Contrary to what cynics would have us believe on the recent London summit, the global campaign to combat sexual violence in conflict could count on every single effort to keep the spotlight on this burning issue. All the more so considering the impunities that the perpetrators continued to enjoy for crimes against women and children in war zones ranging from the Congo to Somalia and Syria to Sri Lanka, until some years back. The particular vulnerability of children to physical and sexual assaults and the attendant social stigma and long-term devastation become a perpetual cycle owing to the impunity enjoyed by the perpetrators. The 1925 Geneva Conventions and the special tribunals to try crimes of genocide and breach of humanitarian law established in the 1990s are still at best well-intentioned, rather than vibrant and effective, institutional mechanisms. Even the more recent International Criminal Court (ICC) based in The Hague is beset with formidable obstacles when it comes to bringing criminals to justice. The refusal of the United States government to bring itself under the ICC’s jurisdiction means that The Hague court is deprived of the tremendous authority and clout the world’s foremost superpower could have brought to it. The initiative by Britain’s foreign secretary, William Hague, and the UN ambassador, Angelina Jolie, should be judged against this not-so-bright backdrop.

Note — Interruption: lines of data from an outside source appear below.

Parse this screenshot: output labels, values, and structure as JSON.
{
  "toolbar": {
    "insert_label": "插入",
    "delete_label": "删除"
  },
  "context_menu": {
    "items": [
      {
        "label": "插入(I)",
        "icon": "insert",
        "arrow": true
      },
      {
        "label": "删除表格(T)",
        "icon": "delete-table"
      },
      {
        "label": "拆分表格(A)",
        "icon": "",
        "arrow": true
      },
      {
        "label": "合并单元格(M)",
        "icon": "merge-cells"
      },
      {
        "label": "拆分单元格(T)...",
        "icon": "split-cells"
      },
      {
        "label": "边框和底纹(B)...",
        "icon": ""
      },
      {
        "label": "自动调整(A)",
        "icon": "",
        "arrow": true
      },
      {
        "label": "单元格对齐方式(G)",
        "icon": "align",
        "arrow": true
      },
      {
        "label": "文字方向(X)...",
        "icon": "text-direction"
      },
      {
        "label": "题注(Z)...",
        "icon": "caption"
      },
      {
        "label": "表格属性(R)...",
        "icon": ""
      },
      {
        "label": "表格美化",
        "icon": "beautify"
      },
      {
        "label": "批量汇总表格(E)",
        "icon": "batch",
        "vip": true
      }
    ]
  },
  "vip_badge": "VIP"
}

The London summit resulted in as many as 150 countries signing a protocol to end sexual violence in conflict situations, at the end of week-long deliberations. The guidelines contained therein on collection of evidence and investigation of atrocities remain critical to the protection of the integrity and dignity of individual victims. The provisions of the protocol are obviously far from being any binding legal commitments. Nevertheless, such promises provide a platform that civil society organisations may build upon to press governments to commit to concrete actions in the future. Reports have come to light during the summit that African victims of rape and violence seeking asylum in the U.K. have been subjected to harassment. Britain’s global leadership role on this issue would if anything pile positive pressure on authorities at home to put in place mechanisms that are more humane and sensitive while screening applicants. The “great moral issue of our time,” was how the plight of women victims of conflict, an issue that warrants urgent attention, was described in April in the UN Security Council by the UN Secretary General’s Special Representative on the subject. Deliberating on such defining questions of our collective humanity cannot remain optional for democratic governments.